Senate Judiciary Chairman Jeff Sessions of Alabama said he was “pleased that the Obama administration has finally heeded those who rebuked their decision and that the trial is being held where it belongs.”
The American Civil Liberties Union criticized the administration’s decision.
Cases prosecuted in military commissions now “are sure to be subject to continuous legal challenges and delays, and their outcomes will not be seen as legitimate. That is not justice,” said ACLU executive director Anthony D. Romero.
Holder said it is unclear whether the five men could receive the death penalty if they plead guilty in military court.
The political fight over where to try the alleged 9/11 plotters is part of a bigger battle in which Republicans want no detainees from Guantanamo Bay brought into the United States.
In a letter sent Monday, Holder assured Sen. Richard Durbin, D-Ill., that the administration has no intention of moving Guantanamo Bay detainees into a shuttered Illinois prison.

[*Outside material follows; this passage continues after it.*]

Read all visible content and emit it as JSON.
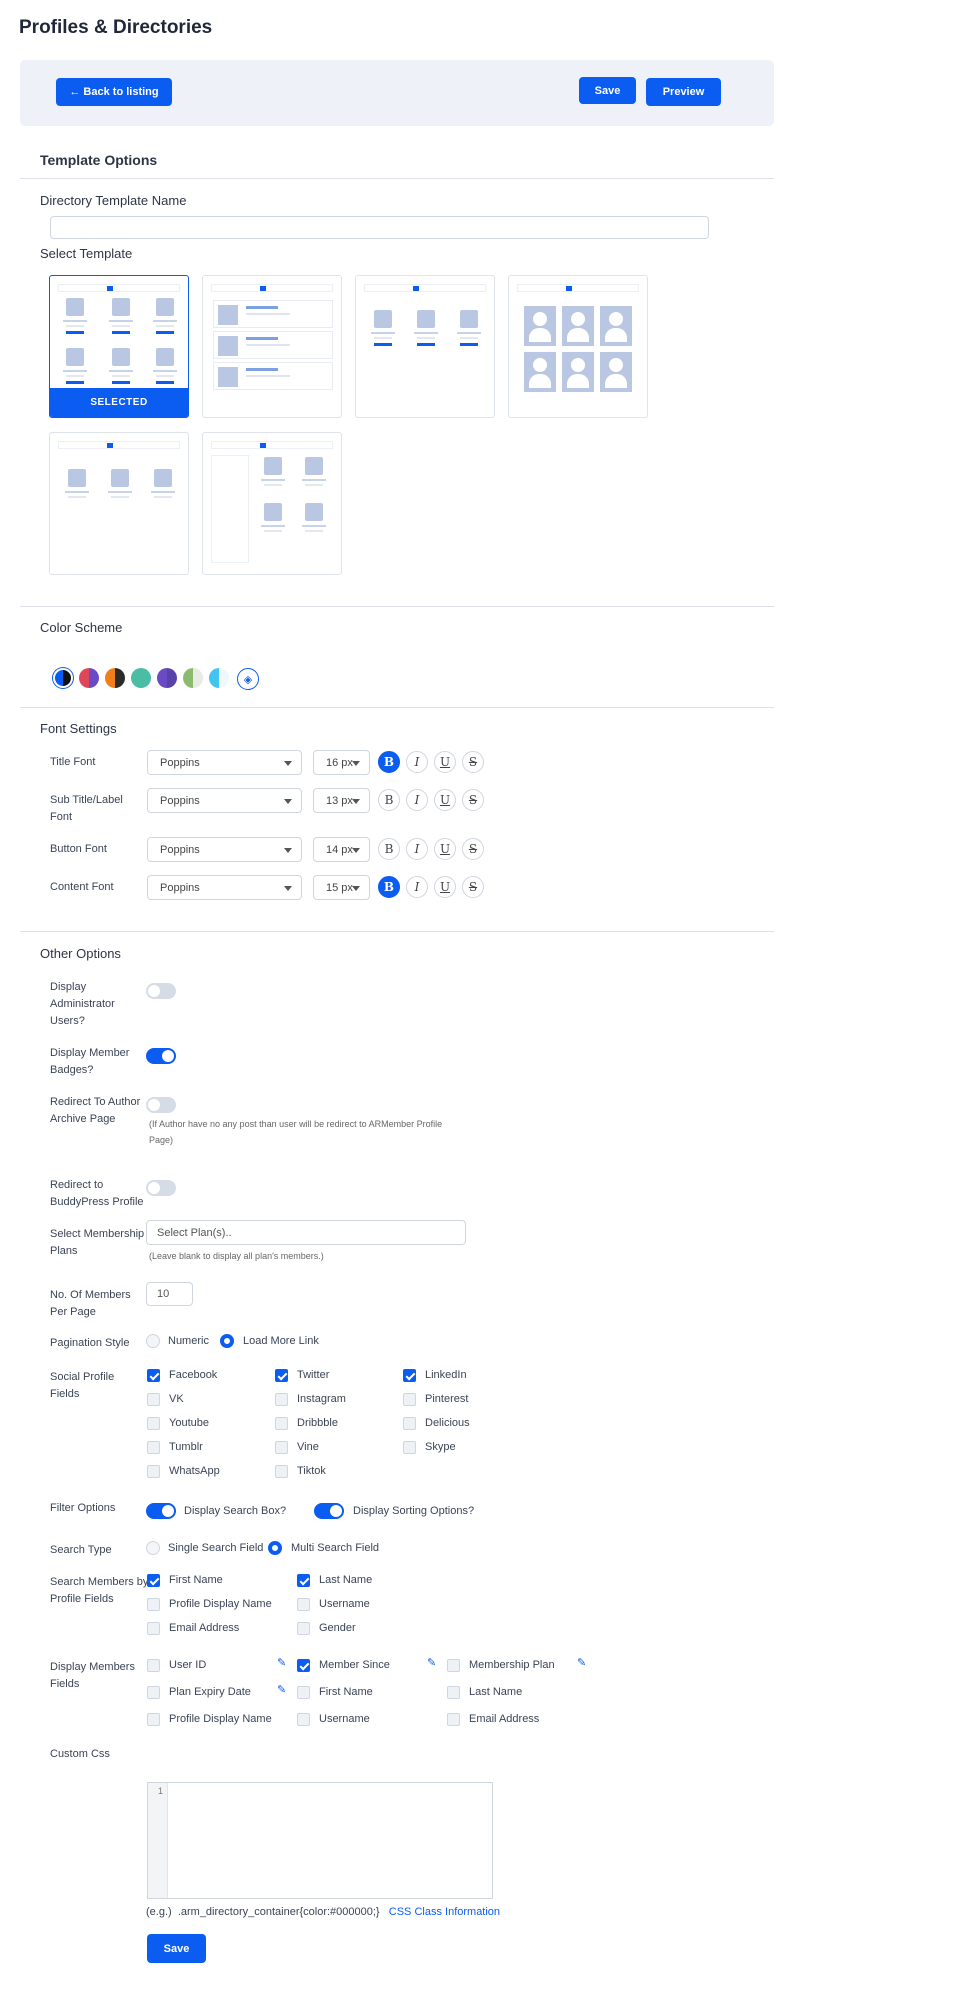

Originally, the administration intended for Gitmo detainees to be housed there as part of a plan to close Guantanamo Bay. Despite Congress’ restrictions on transferring detainees from Guantanamo, the administration still formally supports closing the military prison there.
During a military hearing at Guantanamo Bay in 2007, Mohammed confessed to planning the Sept. 11 attacks and a chilling string of other terror plots.
Many of the schemes, including a previously undisclosed plan to kill several former U.S. presidents, were never carried out or were foiled by international counterterror authorities.
Mohammed made clear that al-Qaida wanted to down a second trans-Atlantic aircraft during would-be shoe bomber Richard Reid’s failed operation later in 2001.
The other four alleged co-conspirators are Waleed bin Attash, a Yemeni who allegedly ran an al-Qaida training camp in Afghanistan; Ramzi Binalshibh, a Yemeni who allegedly helped find flight schools for the hijackers; Ali Abd al-Aziz Ali, accused of helping nine of the hijackers travel to the United States and sending them $120,000 for expenses and flight training, and Mustafa Ahmad al-Hawsawi, a Saudi accused of helping the hijackers with money, Western clothing, traveler’s checks and credit cards.
Mohammed allegedly proposed the idea for the Sept. 11 attacks to Osama bin Laden as early as 1996, obtained funding for the attacks from bin Laden, oversaw the operation and trained the hijackers in Afghanistan and Pakistan.
Mohammed was born in Pakistan’s Baluchistan province and raised in Kuwait.